Love, Angela Carter, Pg.3
A love-triangle, which seems to be based on anything but love, is at the centre of this devastatingly dark tale, reminding me of Angela Carter’s first novel, Shadow Dance. Like Love, Shadow Dance is also made up of a love-triangle between two men, the ghastly Honeybuzzard (whose name reappears in shortened form in Love) and Morris, and a young woman, Ghislane. This novel also ends catastrophically (though I won’t say how).
Unlike Shadow Dance, Angela Carter’s fifth novel hones in, with more detail, on the, predominantly, violent and heterosexual orientation of the characters. From Annabel’s loss of virginity, described in acute detail, to Lee’s numerous sexual encounters with the philosophy teacher’s wife, a young university student, Carolyn and his pupil, Joanne, heterosexuality abounds in this short tale of disaster. Though, it is mostly a heterosexuality that perceives women as placid and subservient to male needs, despite the myth of greater female sexual freedom due to the creation and wide dissemination of the Pill. As Annabel imagines when sleeping with Lee:

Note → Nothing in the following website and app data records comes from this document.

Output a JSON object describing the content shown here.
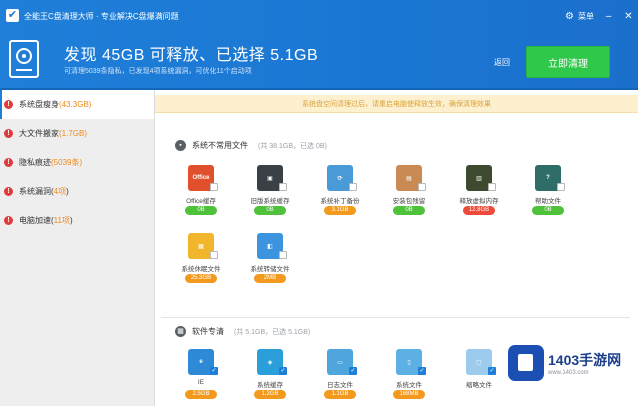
{
  "app": {
    "title": "全能王C盘清理大师 · 专业解决C盘爆满问题",
    "menu_label": "菜单"
  },
  "header": {
    "headline": "发现 45GB 可释放、已选择 5.1GB",
    "subline": "可清理5039条隐私，已发现4项系统漏洞，可优化11个启动项",
    "back_label": "返回",
    "clean_button": "立即清理"
  },
  "sidebar": {
    "items": [
      {
        "name": "系统盘瘦身",
        "count": "(43.3GB)",
        "active": true
      },
      {
        "name": "大文件搬家",
        "count": "(1.7GB)",
        "active": false
      },
      {
        "name": "隐私痕迹",
        "count": "(5039条)",
        "active": false
      },
      {
        "name": "系统漏洞(",
        "count": "4项",
        "suffix": ")",
        "active": false
      },
      {
        "name": "电脑加速(",
        "count": "11项",
        "suffix": ")",
        "active": false
      }
    ]
  },
  "banner": "系统盘空间清理过后，请重启电脑使释放生效，确保清理效果",
  "sections": [
    {
      "title": "系统不常用文件",
      "info": "(共 38.1GB，已选 0B)",
      "items": [
        {
          "label": "Office缓存",
          "size": "0B",
          "pill": "green",
          "icon": "office-icon",
          "color": "#e1502d",
          "glyph": "Office"
        },
        {
          "label": "旧版系统缓存",
          "size": "0B",
          "pill": "green",
          "icon": "old-system-icon",
          "color": "#3b3f46",
          "glyph": "▣"
        },
        {
          "label": "系统补丁备份",
          "size": "3.1GB",
          "pill": "orange",
          "icon": "patch-backup-icon",
          "color": "#4a9ad8",
          "glyph": "⟳"
        },
        {
          "label": "安装包残留",
          "size": "0B",
          "pill": "green",
          "icon": "installer-icon",
          "color": "#c98a54",
          "glyph": "▤"
        },
        {
          "label": "释放虚拟内存",
          "size": "12.8GB",
          "pill": "red",
          "icon": "virtual-memory-icon",
          "color": "#3e4a2f",
          "glyph": "▥"
        },
        {
          "label": "帮助文件",
          "size": "0B",
          "pill": "green",
          "icon": "help-file-icon",
          "color": "#2f6e68",
          "glyph": "?"
        },
        {
          "label": "系统休眠文件",
          "size": "25.3GB",
          "pill": "orange",
          "icon": "hibernate-file-icon",
          "color": "#f2b62c",
          "glyph": "▦"
        },
        {
          "label": "系统转储文件",
          "size": "2MB",
          "pill": "orange",
          "icon": "dump-file-icon",
          "color": "#3c94de",
          "glyph": "◧"
        }
      ]
    },
    {
      "title": "软件专清",
      "info": "(共 5.1GB，已选 5.1GB)",
      "items": [
        {
          "label": "IE",
          "size": "2.5GB",
          "pill": "orange",
          "icon": "ie-icon",
          "color": "#2e8ad6",
          "glyph": "e"
        },
        {
          "label": "系统缓存",
          "size": "1.2GB",
          "pill": "orange",
          "icon": "system-cache-icon",
          "color": "#2b9fd9",
          "glyph": "◈"
        },
        {
          "label": "日志文件",
          "size": "1.1GB",
          "pill": "orange",
          "icon": "log-file-icon",
          "color": "#4fa6dd",
          "glyph": "▭"
        },
        {
          "label": "系统文件",
          "size": "168MB",
          "pill": "orange",
          "icon": "system-file-icon",
          "color": "#5cb0e4",
          "glyph": "▯"
        },
        {
          "label": "缩略文件",
          "size": "",
          "pill": "orange",
          "icon": "thumbnail-file-icon",
          "color": "#9ccbee",
          "glyph": "▢"
        }
      ]
    }
  ],
  "watermark": {
    "brand": "1403手游网",
    "url": "www.1403.com"
  },
  "colors": {
    "header_blue": "#1a76d2",
    "clean_green": "#2fc84a",
    "warn_red": "#e23b3b",
    "count_orange": "#f08a1c"
  }
}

‘[…] whatever he was, he grew necessary to her and she even played with the idea of bearing his children, though these children existed solely in the terms of her mythology, were purely symbolic and quite undemanding, related not to fantasies of motherhood but to certain explicit fantasies she had of totally engulfing him which she occasionally experienced with extraordinary intensity when he penetrated her, as if, drawing him through her hairy portals, he could be forever locked up inviolably inside her, reduced to the condition of an embryo and, by dissolving in his own sperm, become himself his own child. So, by impregnating her, he would cease to exist’.
Love, Angela Carter, Pg.35

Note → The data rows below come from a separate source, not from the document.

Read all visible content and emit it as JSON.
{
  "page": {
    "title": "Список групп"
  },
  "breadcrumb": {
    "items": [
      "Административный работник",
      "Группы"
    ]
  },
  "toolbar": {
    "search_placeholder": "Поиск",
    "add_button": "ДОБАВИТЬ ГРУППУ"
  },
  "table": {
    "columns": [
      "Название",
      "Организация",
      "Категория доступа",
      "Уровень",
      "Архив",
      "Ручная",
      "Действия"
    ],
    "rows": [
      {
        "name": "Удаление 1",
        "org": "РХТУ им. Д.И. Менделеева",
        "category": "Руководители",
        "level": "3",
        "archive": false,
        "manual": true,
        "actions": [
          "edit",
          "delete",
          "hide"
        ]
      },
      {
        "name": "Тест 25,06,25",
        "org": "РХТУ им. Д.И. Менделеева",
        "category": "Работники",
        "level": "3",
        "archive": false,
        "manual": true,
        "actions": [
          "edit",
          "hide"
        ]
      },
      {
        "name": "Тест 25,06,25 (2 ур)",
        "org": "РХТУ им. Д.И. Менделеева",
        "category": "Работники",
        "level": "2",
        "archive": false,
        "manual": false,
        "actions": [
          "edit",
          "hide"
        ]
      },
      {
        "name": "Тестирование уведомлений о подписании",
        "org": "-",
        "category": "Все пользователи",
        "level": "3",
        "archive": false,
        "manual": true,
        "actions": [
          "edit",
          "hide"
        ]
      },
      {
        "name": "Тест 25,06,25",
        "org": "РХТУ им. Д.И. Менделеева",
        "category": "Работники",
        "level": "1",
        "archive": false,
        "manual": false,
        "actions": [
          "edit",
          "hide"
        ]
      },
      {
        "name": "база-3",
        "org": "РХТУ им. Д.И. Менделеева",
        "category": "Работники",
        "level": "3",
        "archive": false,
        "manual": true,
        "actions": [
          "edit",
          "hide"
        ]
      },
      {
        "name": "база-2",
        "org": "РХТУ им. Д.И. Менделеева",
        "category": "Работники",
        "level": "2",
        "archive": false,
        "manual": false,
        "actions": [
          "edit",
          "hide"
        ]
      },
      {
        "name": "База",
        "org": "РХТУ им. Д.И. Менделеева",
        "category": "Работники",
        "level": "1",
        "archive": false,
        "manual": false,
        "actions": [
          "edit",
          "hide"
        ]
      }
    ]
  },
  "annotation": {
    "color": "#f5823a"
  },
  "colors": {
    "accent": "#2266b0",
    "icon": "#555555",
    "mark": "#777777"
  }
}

It is interesting that her experience of sex never lives up to the image she has in her head of totally consuming her partner – she still remains the victim in this relationship. And as Sue Roe argues in her essay, ‘The Disorder of Love: Angela Carter’s Surrealist Collage’, ‘Annabel is the victim of everything that has produced her and thereby outlawed her from herself; it may be that Love should really stand among Carter’s most important works, in that it leads the reader deeply into the question of how to render the problem of outlawed femininity in artistic form’.
There is so much going on in Love that it is impossible to talk about, or even understand, everything that happened after only one reading. Tropes that have become familiar in Carter’s work, such as incest (which is only hinted as desire in Love), femininity and female roles as a construct (such as the script of the Other Woman – Carolyn) and sadomasochism are all packed into this 120 page novel leaving hardly any space to breathe. Yet, it is an exciting and thought-provoking novel that makes you think about the word ‘love’ in all its splendour and devastating destruction.